EXTRACTED ENTRIES: Begin

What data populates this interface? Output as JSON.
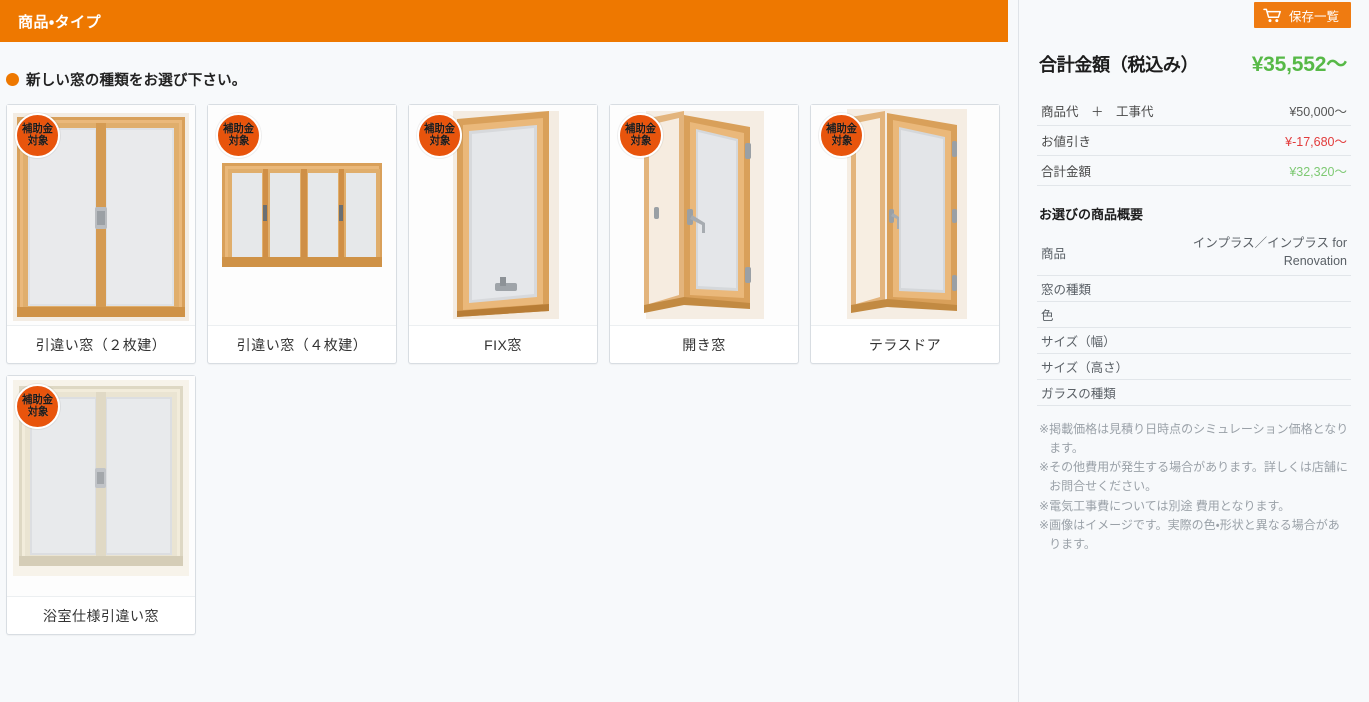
{
  "header": {
    "title": "商品・タイプ",
    "accent_color": "#ee7800"
  },
  "prompt": {
    "text": "新しい窓の種類をお選び下さい。"
  },
  "badge": {
    "line1": "補助金",
    "line2": "対象"
  },
  "cards": [
    {
      "label": "引違い窓（２枚建）",
      "icon": "sliding-window-2-panel",
      "badge": true
    },
    {
      "label": "引違い窓（４枚建）",
      "icon": "sliding-window-4-panel",
      "badge": true
    },
    {
      "label": "FIX窓",
      "icon": "fixed-window",
      "badge": true
    },
    {
      "label": "開き窓",
      "icon": "casement-window",
      "badge": true
    },
    {
      "label": "テラスドア",
      "icon": "terrace-door",
      "badge": true
    },
    {
      "label": "浴室仕様引違い窓",
      "icon": "bathroom-sliding-window",
      "badge": true
    }
  ],
  "sidebar": {
    "save_button": {
      "label": "保存一覧",
      "icon": "cart-icon"
    },
    "total": {
      "label": "合計金額（税込み）",
      "value": "¥35,552〜",
      "color": "#57b947"
    },
    "price_rows": [
      {
        "label": "商品代　＋　工事代",
        "value": "¥50,000〜",
        "style": "neutral"
      },
      {
        "label": "お値引き",
        "value": "¥-17,680〜",
        "style": "minus"
      },
      {
        "label": "合計金額",
        "value": "¥32,320〜",
        "style": "green"
      }
    ],
    "summary_title": "お選びの商品概要",
    "summary_rows": [
      {
        "label": "商品",
        "value": "インプラス／インプラス for Renovation"
      },
      {
        "label": "窓の種類",
        "value": ""
      },
      {
        "label": "色",
        "value": ""
      },
      {
        "label": "サイズ（幅）",
        "value": ""
      },
      {
        "label": "サイズ（高さ）",
        "value": ""
      },
      {
        "label": "ガラスの種類",
        "value": ""
      }
    ],
    "notes": [
      {
        "mark": "※",
        "body": "掲載価格は見積り日時点のシミュレーション価格となります。"
      },
      {
        "mark": "※",
        "body": "その他費用が発生する場合があります。詳しくは店舗にお問合せください。"
      },
      {
        "mark": "※",
        "body": "電気工事費については別途 費用となります。"
      },
      {
        "mark": "※",
        "body": "画像はイメージです。実際の色・形状と異なる場合があります。"
      }
    ]
  }
}
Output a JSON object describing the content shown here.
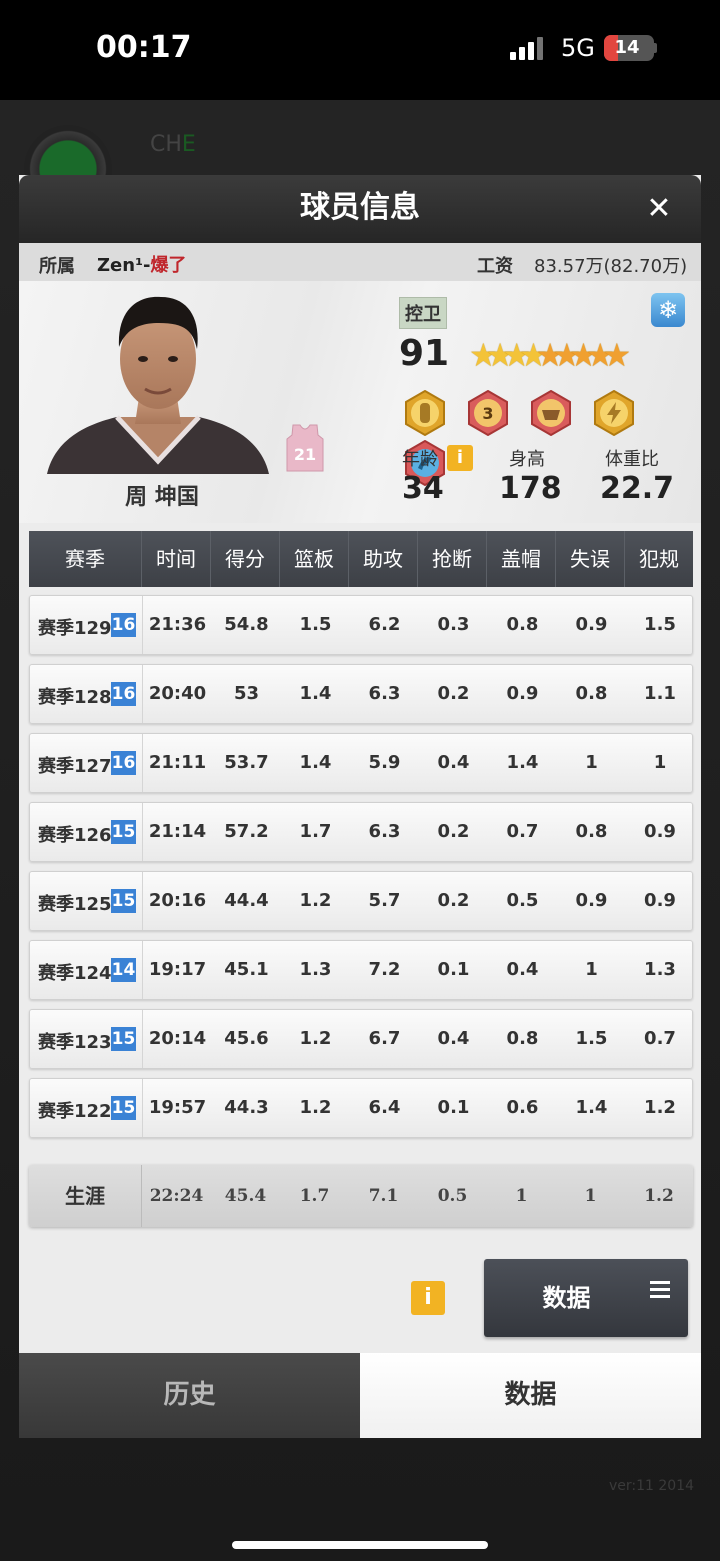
{
  "status_bar": {
    "time": "00:17",
    "network": "5G",
    "battery": "14"
  },
  "background": {
    "label_a": "СН",
    "label_b": "E",
    "version": "ver:11 2014"
  },
  "dialog": {
    "title": "球员信息",
    "close_symbol": "✕",
    "affiliation_label": "所属",
    "team_prefix": "Zen¹-",
    "team_highlight": "爆了",
    "salary_label": "工资",
    "salary_value": "83.57万(82.70万)"
  },
  "player": {
    "name": "周 坤国",
    "jersey_number": "21",
    "position": "控卫",
    "overall": "91",
    "stars": 8.5,
    "age_label": "年龄",
    "age": "34",
    "height_label": "身高",
    "height": "178",
    "bmi_label": "体重比",
    "bmi": "22.7",
    "badges": [
      "defense-badge",
      "three-point-badge",
      "strength-badge",
      "speed-badge",
      "skill-badge"
    ]
  },
  "table": {
    "headers": [
      "赛季",
      "时间",
      "得分",
      "篮板",
      "助攻",
      "抢断",
      "盖帽",
      "失误",
      "犯规"
    ],
    "rows": [
      {
        "season": "赛季129",
        "level": "16",
        "values": [
          "21:36",
          "54.8",
          "1.5",
          "6.2",
          "0.3",
          "0.8",
          "0.9",
          "1.5"
        ]
      },
      {
        "season": "赛季128",
        "level": "16",
        "values": [
          "20:40",
          "53",
          "1.4",
          "6.3",
          "0.2",
          "0.9",
          "0.8",
          "1.1"
        ]
      },
      {
        "season": "赛季127",
        "level": "16",
        "values": [
          "21:11",
          "53.7",
          "1.4",
          "5.9",
          "0.4",
          "1.4",
          "1",
          "1"
        ]
      },
      {
        "season": "赛季126",
        "level": "15",
        "values": [
          "21:14",
          "57.2",
          "1.7",
          "6.3",
          "0.2",
          "0.7",
          "0.8",
          "0.9"
        ]
      },
      {
        "season": "赛季125",
        "level": "15",
        "values": [
          "20:16",
          "44.4",
          "1.2",
          "5.7",
          "0.2",
          "0.5",
          "0.9",
          "0.9"
        ]
      },
      {
        "season": "赛季124",
        "level": "14",
        "values": [
          "19:17",
          "45.1",
          "1.3",
          "7.2",
          "0.1",
          "0.4",
          "1",
          "1.3"
        ]
      },
      {
        "season": "赛季123",
        "level": "15",
        "values": [
          "20:14",
          "45.6",
          "1.2",
          "6.7",
          "0.4",
          "0.8",
          "1.5",
          "0.7"
        ]
      },
      {
        "season": "赛季122",
        "level": "15",
        "values": [
          "19:57",
          "44.3",
          "1.2",
          "6.4",
          "0.1",
          "0.6",
          "1.4",
          "1.2"
        ]
      }
    ],
    "career_label": "生涯",
    "career_values": [
      "22:24",
      "45.4",
      "1.7",
      "7.1",
      "0.5",
      "1",
      "1",
      "1.2"
    ]
  },
  "footer": {
    "info_symbol": "i",
    "data_button_label": "数据"
  },
  "tabs": {
    "history": "历史",
    "data": "数据"
  },
  "colors": {
    "accent_red": "#c0262c",
    "level_blue": "#3a82d5",
    "info_yellow": "#f2b323"
  }
}
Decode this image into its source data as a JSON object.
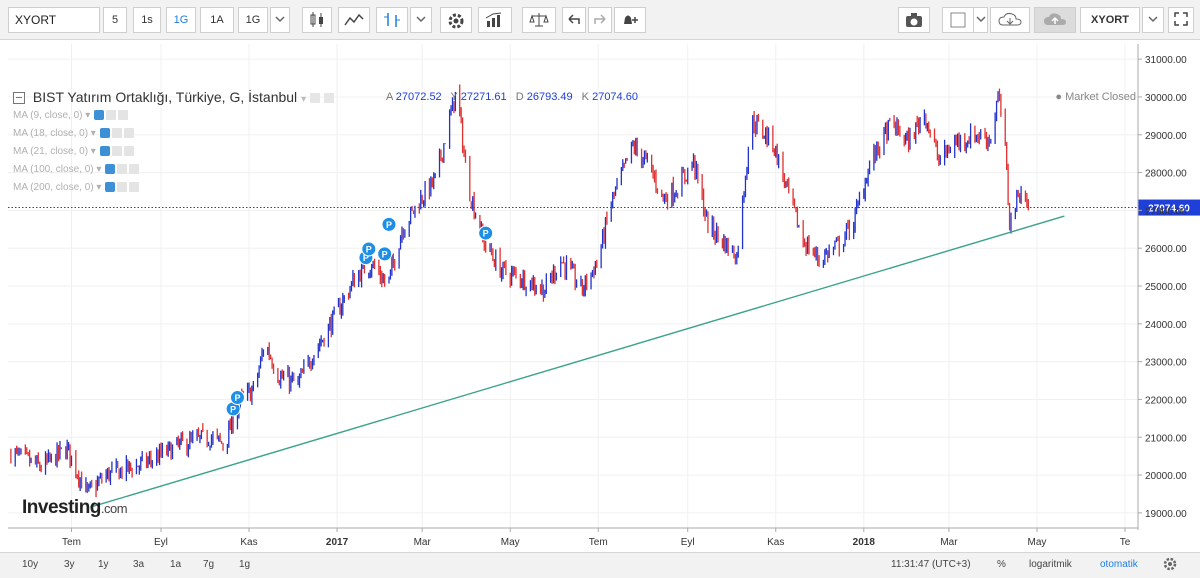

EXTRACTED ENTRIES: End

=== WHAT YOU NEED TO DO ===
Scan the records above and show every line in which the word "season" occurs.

=== EXERCISE RESULT ===
        "season": "赛季129",
        "season": "赛季128",
        "season": "赛季127",
        "season": "赛季126",
        "season": "赛季125",
        "season": "赛季124",
        "season": "赛季123",
        "season": "赛季122",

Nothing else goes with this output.